For Immediate Release
A $1.2 Million Grant from NIH Will Fund an Initiative by Three
To Establish a Center of Excellence in Health Disparities in New
2/23/05—The National Institutes of Health has awarded a $1.2 million grant
to the University of Medicine and Dentistry of New Jersey (UMDNJ)
to develop a Center of Excellence in Health Disparities in New Jersey.
The announcement was made today (Feb. 23) by Congressman Robert
Menendez (D-N.J.) at a news conference hosted by New Jersey City
University, whose faculty is collaborating with UMDNJ and The Cancer
Institute of New Jersey, on the initiative.
Entitled "Addressing Cancer Disparities in New Jersey Communities,"the project will focus on the development of resources and infrastructure
for cancer research, training, community education and outreach
to minority communities. The grant, awarded by the NIH's National
Center on Minority Health and Health Disparities, provides funding
for three years to develop the resources and infrastructure required
for consideration by the NIH as a Center of Excellence.
Congressman Menendez said, "This grant is a significant step
in addressing health disparities among minority populations in our
state. New Jersey is the most racially and ethnically diverse state
in the nation and is consistently ranked among the top ten states
in the nation with the highest cancer morbidity and mortality among
Also in attendance at the news conference were U.S. Senator Jon
S. Corzine (D-N.J.) and Steven Rothman (D-N.J.).
Senator Corzine said, "I applaud UMDNJ and NJCU for their hard
work to secure this critical grant to reduce the gross disparities
in cancer detection, treatment, and prevention that minorities in

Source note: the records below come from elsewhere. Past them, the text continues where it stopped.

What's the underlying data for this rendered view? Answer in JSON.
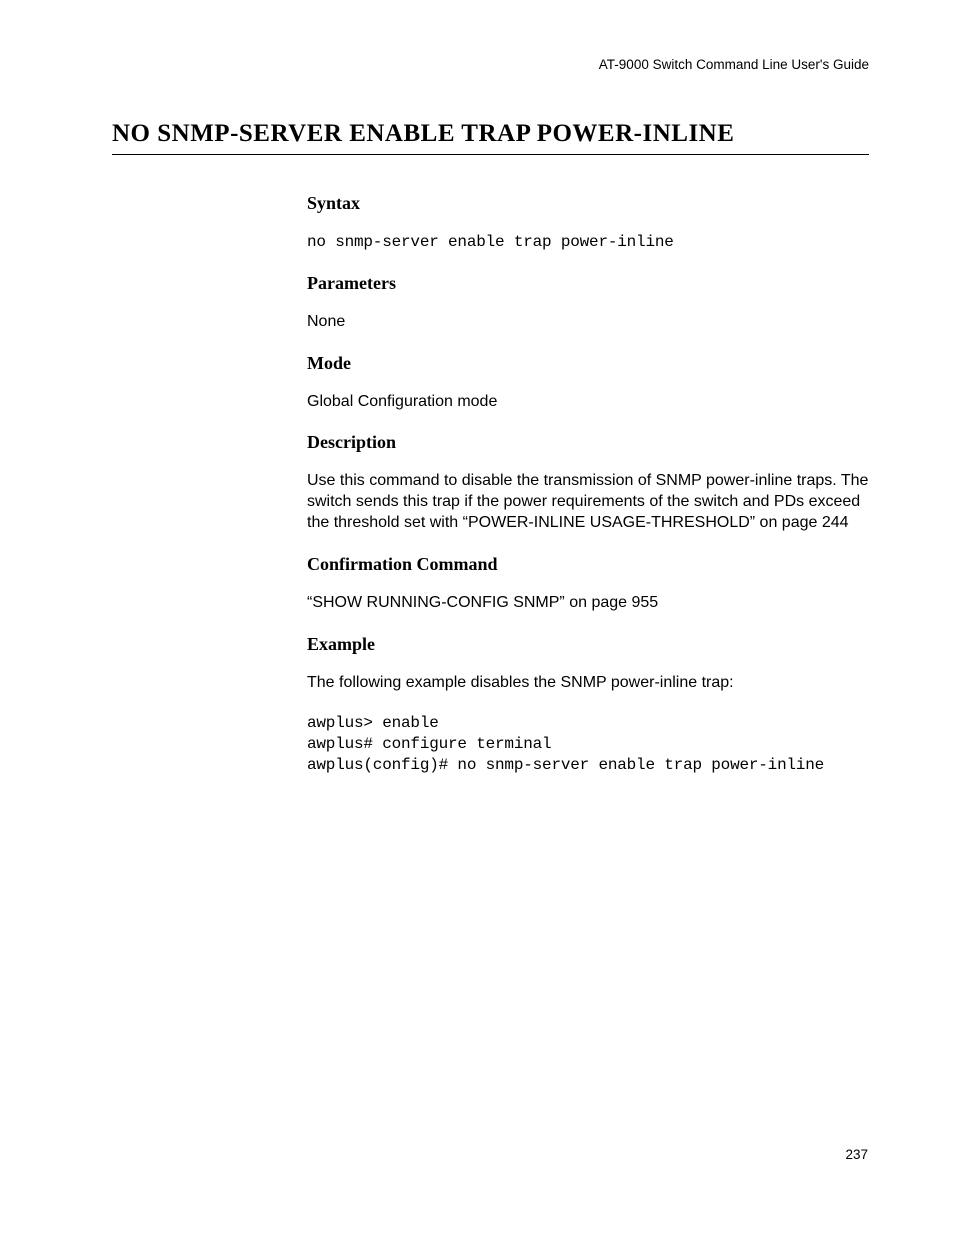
{
  "header": {
    "guide_title": "AT-9000 Switch Command Line User's Guide"
  },
  "title": "NO SNMP-SERVER ENABLE TRAP POWER-INLINE",
  "sections": {
    "syntax": {
      "heading": "Syntax",
      "code": "no snmp-server enable trap power-inline"
    },
    "parameters": {
      "heading": "Parameters",
      "text": "None"
    },
    "mode": {
      "heading": "Mode",
      "text": "Global Configuration mode"
    },
    "description": {
      "heading": "Description",
      "text": "Use this command to disable the transmission of SNMP power-inline traps. The switch sends this trap if the power requirements of the switch and PDs exceed the threshold set with “POWER-INLINE USAGE-THRESHOLD” on page 244"
    },
    "confirmation": {
      "heading": "Confirmation Command",
      "text": "“SHOW RUNNING-CONFIG SNMP” on page 955"
    },
    "example": {
      "heading": "Example",
      "text": "The following example disables the SNMP power-inline trap:",
      "code": "awplus> enable\nawplus# configure terminal\nawplus(config)# no snmp-server enable trap power-inline"
    }
  },
  "page_number": "237"
}
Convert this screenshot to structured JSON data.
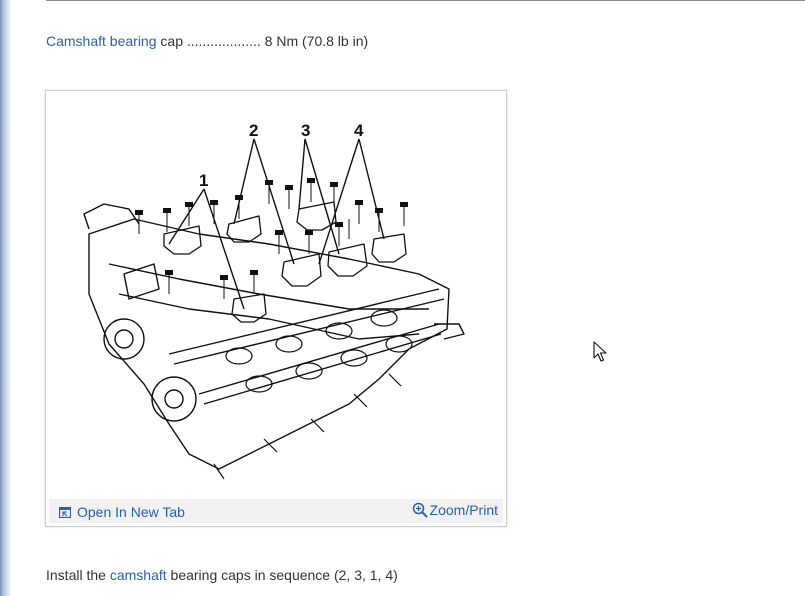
{
  "spec": {
    "link_text": "Camshaft bearing",
    "rest_text": " cap ................... 8 Nm (70.8 lb in)"
  },
  "figure": {
    "callouts": [
      "1",
      "2",
      "3",
      "4"
    ],
    "open_tab_label": "Open In New Tab",
    "zoom_print_label": "Zoom/Print",
    "icons": [
      "open-tab-icon",
      "zoom-in-icon"
    ]
  },
  "instruction": {
    "prefix": "Install the ",
    "link_text": "camshaft",
    "suffix": " bearing caps in sequence (2, 3, 1, 4)"
  }
}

New Jersey face. New Jerseyans are extremely fortunate to have some
of the best minds and hearts at these two institutions, working
toward improving health care for those who have been underserved
by our health care system. I look forward to not only supporting
their efforts, but also taking an active role in furthering this
Congressman Rothman said, "I'd like to commend UMDNJ and the
Jersey City University for their hard work, their vision, and their
commitment to develop a Center of Excellence for health disparities,
with a focus on cancer, right here in New Jersey. New Jersey consistently
has some of the highest cancer rates in the nation, and I was proud
to help UMDNJ and NJCU obtain this important grant from the National
Institutes of Health to develop the Center of Excellence."
Dr. Diane Brown, executive director of the Institute for the Elimination
of Health Disparities at the UMDNJ-School of Public Health, will
lead the effort, which is being called Project EXPORT. "We
are delighted to have been selected for this prestigious award.
"Newark and Jersey City will be the initial focus of the program
because both cities have a large and diverse African American and
Latino populations. As the Center develops, other New Jersey communities
will be included,"Dr. Brown said.
The goals of Project EXPORT are to build research capacity at UMDNJ
and NJCU to conduct health disparities research designed to reduce
cancer rates among minorities in New Jersey and to increase the
participation of African-Americans, Latinos and other health disparity
groups in biomedical and behavioral research as well as prevention
and intervention activities.
Dr. John Grew, chairman of biology at New Jersey City University,
said, "New Jersey City University is an urban institution that
serves a diverse spectrum of individuals, many of whom belong to
groups that experience higher rates of cancer incidence and mortality
than the general population.
"Project EXPORT's goals are closely aligned with NJCU's mission
of service to urban communities. It also affords NJCU the opportunity
to strengthen its partnership with UMDNJ and provides opportunities
for NJCU students and faculty to participate in meaningful outreach
activities and research in the area of cancer disparities."
Dr. Ronald Morton Jr., director of urologic oncology at The Cancer
Institute of New Jersey, said, " The broad long-term goal
of the research undertaken by Project EXPORT is to understand the
underlying causes that result in disparate cancer outcomes and develop
interventions to alleviate them.
"The effort will include cancer epidemiology, behavioral health
sciences and basic sciences as each potentially plays a role in
resolving the dramatic disparity observed for cancer outcomes in
New Jersey,"he said. Dr. Morton, who is also professor of
surgery and chief of the Division of Urology at UMDNJ-Robert Wood
Johnson Medical School, will lead the research core of Project EXPORT.
Marcia Pinkett-Heller, associate professor of health sciences at
New Jersey City University, will direct the community outreach and
information dissemination of the program.
Dr. Brown cited the following statistics to support the critical
need for developing this initiative:
- African-Americans of both genders have a higher mortality
rate from cancer than Caucasians.
- Latinos have a higher incidence of multiple myeloma, and
cancers of the stomach, cervix, liver and gall bladder, compared
to the overall population.
- African-American men in New Jersey are two and one half
Minority populations are less likely than the general population
to access services for early screening, and the resulting later
diagnosis leads to a less treatable stage of cancer.
--February 23, 2005